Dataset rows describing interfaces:
━━━━━━━━━━━━━━━━
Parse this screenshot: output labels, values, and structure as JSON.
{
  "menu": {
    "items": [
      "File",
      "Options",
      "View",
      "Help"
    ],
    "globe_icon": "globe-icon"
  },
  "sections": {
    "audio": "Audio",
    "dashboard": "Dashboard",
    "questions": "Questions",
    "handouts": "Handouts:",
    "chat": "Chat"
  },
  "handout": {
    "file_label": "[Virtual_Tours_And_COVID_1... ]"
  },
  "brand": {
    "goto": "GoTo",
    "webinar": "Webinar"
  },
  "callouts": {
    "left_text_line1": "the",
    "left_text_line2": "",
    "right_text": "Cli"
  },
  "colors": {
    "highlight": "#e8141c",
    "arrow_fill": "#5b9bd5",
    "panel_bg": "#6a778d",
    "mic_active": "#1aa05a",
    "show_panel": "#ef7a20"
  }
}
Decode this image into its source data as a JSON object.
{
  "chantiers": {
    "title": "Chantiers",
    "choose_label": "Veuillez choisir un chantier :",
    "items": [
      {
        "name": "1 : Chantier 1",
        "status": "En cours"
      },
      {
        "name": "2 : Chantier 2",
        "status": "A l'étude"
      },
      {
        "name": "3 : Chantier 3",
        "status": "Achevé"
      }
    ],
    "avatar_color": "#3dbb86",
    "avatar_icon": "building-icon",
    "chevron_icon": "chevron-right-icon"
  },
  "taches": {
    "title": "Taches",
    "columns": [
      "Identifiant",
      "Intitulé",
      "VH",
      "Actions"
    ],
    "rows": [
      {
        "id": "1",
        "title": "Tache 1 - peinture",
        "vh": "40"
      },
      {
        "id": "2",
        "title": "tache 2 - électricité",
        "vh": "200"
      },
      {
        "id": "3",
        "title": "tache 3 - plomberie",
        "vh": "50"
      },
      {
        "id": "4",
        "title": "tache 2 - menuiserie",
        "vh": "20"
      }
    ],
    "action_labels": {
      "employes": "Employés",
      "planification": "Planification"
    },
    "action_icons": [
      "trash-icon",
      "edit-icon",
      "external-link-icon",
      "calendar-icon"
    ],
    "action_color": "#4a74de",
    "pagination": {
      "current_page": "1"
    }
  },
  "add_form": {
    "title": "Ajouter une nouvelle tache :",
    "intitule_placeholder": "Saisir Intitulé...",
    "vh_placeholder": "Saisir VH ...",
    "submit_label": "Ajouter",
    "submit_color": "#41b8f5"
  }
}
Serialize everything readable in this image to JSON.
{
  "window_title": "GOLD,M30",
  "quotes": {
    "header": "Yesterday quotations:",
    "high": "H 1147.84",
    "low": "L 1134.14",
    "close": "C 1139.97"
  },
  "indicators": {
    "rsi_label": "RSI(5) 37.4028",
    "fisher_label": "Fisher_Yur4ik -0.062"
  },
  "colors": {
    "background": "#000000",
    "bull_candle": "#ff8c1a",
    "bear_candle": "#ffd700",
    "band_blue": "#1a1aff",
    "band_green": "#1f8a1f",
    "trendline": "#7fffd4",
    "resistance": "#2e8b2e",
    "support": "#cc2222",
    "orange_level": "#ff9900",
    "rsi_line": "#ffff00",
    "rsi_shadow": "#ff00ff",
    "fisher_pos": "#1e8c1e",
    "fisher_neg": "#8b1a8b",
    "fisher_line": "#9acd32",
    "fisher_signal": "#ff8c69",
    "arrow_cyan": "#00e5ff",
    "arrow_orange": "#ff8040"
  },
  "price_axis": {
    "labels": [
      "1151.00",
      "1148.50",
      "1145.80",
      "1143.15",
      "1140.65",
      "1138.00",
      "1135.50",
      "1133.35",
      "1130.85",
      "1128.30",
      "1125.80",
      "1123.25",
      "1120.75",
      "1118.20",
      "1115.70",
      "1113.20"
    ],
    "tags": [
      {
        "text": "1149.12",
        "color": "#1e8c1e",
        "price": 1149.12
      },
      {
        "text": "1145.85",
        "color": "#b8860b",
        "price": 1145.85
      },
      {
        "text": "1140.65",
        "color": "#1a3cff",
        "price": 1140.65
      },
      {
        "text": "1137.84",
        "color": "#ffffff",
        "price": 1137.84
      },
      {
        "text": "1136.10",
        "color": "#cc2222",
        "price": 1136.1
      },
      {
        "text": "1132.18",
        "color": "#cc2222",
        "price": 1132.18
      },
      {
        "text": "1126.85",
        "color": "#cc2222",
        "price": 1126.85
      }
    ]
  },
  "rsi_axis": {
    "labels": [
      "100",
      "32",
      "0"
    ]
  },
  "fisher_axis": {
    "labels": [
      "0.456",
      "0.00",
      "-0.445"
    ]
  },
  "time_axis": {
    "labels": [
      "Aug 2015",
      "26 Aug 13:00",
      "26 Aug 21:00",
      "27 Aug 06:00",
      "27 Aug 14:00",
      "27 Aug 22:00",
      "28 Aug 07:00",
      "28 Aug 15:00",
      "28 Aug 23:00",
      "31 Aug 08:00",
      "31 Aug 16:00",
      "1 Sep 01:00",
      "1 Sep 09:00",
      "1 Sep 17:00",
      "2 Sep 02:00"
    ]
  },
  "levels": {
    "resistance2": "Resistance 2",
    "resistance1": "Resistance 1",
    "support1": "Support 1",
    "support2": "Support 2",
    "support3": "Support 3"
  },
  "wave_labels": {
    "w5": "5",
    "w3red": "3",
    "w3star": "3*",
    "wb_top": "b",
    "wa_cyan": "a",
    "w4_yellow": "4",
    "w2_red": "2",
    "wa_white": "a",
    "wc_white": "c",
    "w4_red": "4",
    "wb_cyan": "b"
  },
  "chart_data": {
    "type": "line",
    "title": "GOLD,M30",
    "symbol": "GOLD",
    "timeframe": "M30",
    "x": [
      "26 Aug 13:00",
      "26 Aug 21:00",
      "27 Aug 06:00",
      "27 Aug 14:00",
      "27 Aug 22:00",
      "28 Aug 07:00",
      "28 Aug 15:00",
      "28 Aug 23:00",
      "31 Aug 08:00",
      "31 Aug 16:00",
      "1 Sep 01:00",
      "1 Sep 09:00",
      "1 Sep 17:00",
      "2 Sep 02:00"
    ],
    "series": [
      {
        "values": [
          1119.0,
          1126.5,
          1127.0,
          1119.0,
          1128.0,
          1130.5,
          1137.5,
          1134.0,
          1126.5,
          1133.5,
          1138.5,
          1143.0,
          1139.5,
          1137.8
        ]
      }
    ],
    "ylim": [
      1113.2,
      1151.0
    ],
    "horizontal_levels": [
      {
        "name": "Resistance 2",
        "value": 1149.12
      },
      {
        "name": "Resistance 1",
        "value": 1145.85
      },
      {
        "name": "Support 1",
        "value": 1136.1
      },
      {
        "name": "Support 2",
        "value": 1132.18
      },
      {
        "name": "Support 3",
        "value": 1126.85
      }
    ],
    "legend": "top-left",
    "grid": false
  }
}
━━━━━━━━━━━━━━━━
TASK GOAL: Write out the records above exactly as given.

ANSWER BOX:
Parse this screenshot: output labels, values, and structure as JSON.
{
  "menu": {
    "items": [
      "File",
      "Options",
      "View",
      "Help"
    ],
    "globe_icon": "globe-icon"
  },
  "sections": {
    "audio": "Audio",
    "dashboard": "Dashboard",
    "questions": "Questions",
    "handouts": "Handouts:",
    "chat": "Chat"
  },
  "handout": {
    "file_label": "[Virtual_Tours_And_COVID_1... ]"
  },
  "brand": {
    "goto": "GoTo",
    "webinar": "Webinar"
  },
  "callouts": {
    "left_text_line1": "the",
    "left_text_line2": "",
    "right_text": "Cli"
  },
  "colors": {
    "highlight": "#e8141c",
    "arrow_fill": "#5b9bd5",
    "panel_bg": "#6a778d",
    "mic_active": "#1aa05a",
    "show_panel": "#ef7a20"
  }
}
Decode this image into its source data as a JSON object.
{
  "chantiers": {
    "title": "Chantiers",
    "choose_label": "Veuillez choisir un chantier :",
    "items": [
      {
        "name": "1 : Chantier 1",
        "status": "En cours"
      },
      {
        "name": "2 : Chantier 2",
        "status": "A l'étude"
      },
      {
        "name": "3 : Chantier 3",
        "status": "Achevé"
      }
    ],
    "avatar_color": "#3dbb86",
    "avatar_icon": "building-icon",
    "chevron_icon": "chevron-right-icon"
  },
  "taches": {
    "title": "Taches",
    "columns": [
      "Identifiant",
      "Intitulé",
      "VH",
      "Actions"
    ],
    "rows": [
      {
        "id": "1",
        "title": "Tache 1 - peinture",
        "vh": "40"
      },
      {
        "id": "2",
        "title": "tache 2 - électricité",
        "vh": "200"
      },
      {
        "id": "3",
        "title": "tache 3 - plomberie",
        "vh": "50"
      },
      {
        "id": "4",
        "title": "tache 2 - menuiserie",
        "vh": "20"
      }
    ],
    "action_labels": {
      "employes": "Employés",
      "planification": "Planification"
    },
    "action_icons": [
      "trash-icon",
      "edit-icon",
      "external-link-icon",
      "calendar-icon"
    ],
    "action_color": "#4a74de",
    "pagination": {
      "current_page": "1"
    }
  },
  "add_form": {
    "title": "Ajouter une nouvelle tache :",
    "intitule_placeholder": "Saisir Intitulé...",
    "vh_placeholder": "Saisir VH ...",
    "submit_label": "Ajouter",
    "submit_color": "#41b8f5"
  }
}
Serialize everything readable in this image to JSON.
{
  "window_title": "GOLD,M30",
  "quotes": {
    "header": "Yesterday quotations:",
    "high": "H 1147.84",
    "low": "L 1134.14",
    "close": "C 1139.97"
  },
  "indicators": {
    "rsi_label": "RSI(5) 37.4028",
    "fisher_label": "Fisher_Yur4ik -0.062"
  },
  "colors": {
    "background": "#000000",
    "bull_candle": "#ff8c1a",
    "bear_candle": "#ffd700",
    "band_blue": "#1a1aff",
    "band_green": "#1f8a1f",
    "trendline": "#7fffd4",
    "resistance": "#2e8b2e",
    "support": "#cc2222",
    "orange_level": "#ff9900",
    "rsi_line": "#ffff00",
    "rsi_shadow": "#ff00ff",
    "fisher_pos": "#1e8c1e",
    "fisher_neg": "#8b1a8b",
    "fisher_line": "#9acd32",
    "fisher_signal": "#ff8c69",
    "arrow_cyan": "#00e5ff",
    "arrow_orange": "#ff8040"
  },
  "price_axis": {
    "labels": [
      "1151.00",
      "1148.50",
      "1145.80",
      "1143.15",
      "1140.65",
      "1138.00",
      "1135.50",
      "1133.35",
      "1130.85",
      "1128.30",
      "1125.80",
      "1123.25",
      "1120.75",
      "1118.20",
      "1115.70",
      "1113.20"
    ],
    "tags": [
      {
        "text": "1149.12",
        "color": "#1e8c1e",
        "price": 1149.12
      },
      {
        "text": "1145.85",
        "color": "#b8860b",
        "price": 1145.85
      },
      {
        "text": "1140.65",
        "color": "#1a3cff",
        "price": 1140.65
      },
      {
        "text": "1137.84",
        "color": "#ffffff",
        "price": 1137.84
      },
      {
        "text": "1136.10",
        "color": "#cc2222",
        "price": 1136.1
      },
      {
        "text": "1132.18",
        "color": "#cc2222",
        "price": 1132.18
      },
      {
        "text": "1126.85",
        "color": "#cc2222",
        "price": 1126.85
      }
    ]
  },
  "rsi_axis": {
    "labels": [
      "100",
      "32",
      "0"
    ]
  },
  "fisher_axis": {
    "labels": [
      "0.456",
      "0.00",
      "-0.445"
    ]
  },
  "time_axis": {
    "labels": [
      "Aug 2015",
      "26 Aug 13:00",
      "26 Aug 21:00",
      "27 Aug 06:00",
      "27 Aug 14:00",
      "27 Aug 22:00",
      "28 Aug 07:00",
      "28 Aug 15:00",
      "28 Aug 23:00",
      "31 Aug 08:00",
      "31 Aug 16:00",
      "1 Sep 01:00",
      "1 Sep 09:00",
      "1 Sep 17:00",
      "2 Sep 02:00"
    ]
  },
  "levels": {
    "resistance2": "Resistance 2",
    "resistance1": "Resistance 1",
    "support1": "Support 1",
    "support2": "Support 2",
    "support3": "Support 3"
  },
  "wave_labels": {
    "w5": "5",
    "w3red": "3",
    "w3star": "3*",
    "wb_top": "b",
    "wa_cyan": "a",
    "w4_yellow": "4",
    "w2_red": "2",
    "wa_white": "a",
    "wc_white": "c",
    "w4_red": "4",
    "wb_cyan": "b"
  },
  "chart_data": {
    "type": "line",
    "title": "GOLD,M30",
    "symbol": "GOLD",
    "timeframe": "M30",
    "x": [
      "26 Aug 13:00",
      "26 Aug 21:00",
      "27 Aug 06:00",
      "27 Aug 14:00",
      "27 Aug 22:00",
      "28 Aug 07:00",
      "28 Aug 15:00",
      "28 Aug 23:00",
      "31 Aug 08:00",
      "31 Aug 16:00",
      "1 Sep 01:00",
      "1 Sep 09:00",
      "1 Sep 17:00",
      "2 Sep 02:00"
    ],
    "series": [
      {
        "values": [
          1119.0,
          1126.5,
          1127.0,
          1119.0,
          1128.0,
          1130.5,
          1137.5,
          1134.0,
          1126.5,
          1133.5,
          1138.5,
          1143.0,
          1139.5,
          1137.8
        ]
      }
    ],
    "ylim": [
      1113.2,
      1151.0
    ],
    "horizontal_levels": [
      {
        "name": "Resistance 2",
        "value": 1149.12
      },
      {
        "name": "Resistance 1",
        "value": 1145.85
      },
      {
        "name": "Support 1",
        "value": 1136.1
      },
      {
        "name": "Support 2",
        "value": 1132.18
      },
      {
        "name": "Support 3",
        "value": 1126.85
      }
    ],
    "legend": "top-left",
    "grid": false
  }
}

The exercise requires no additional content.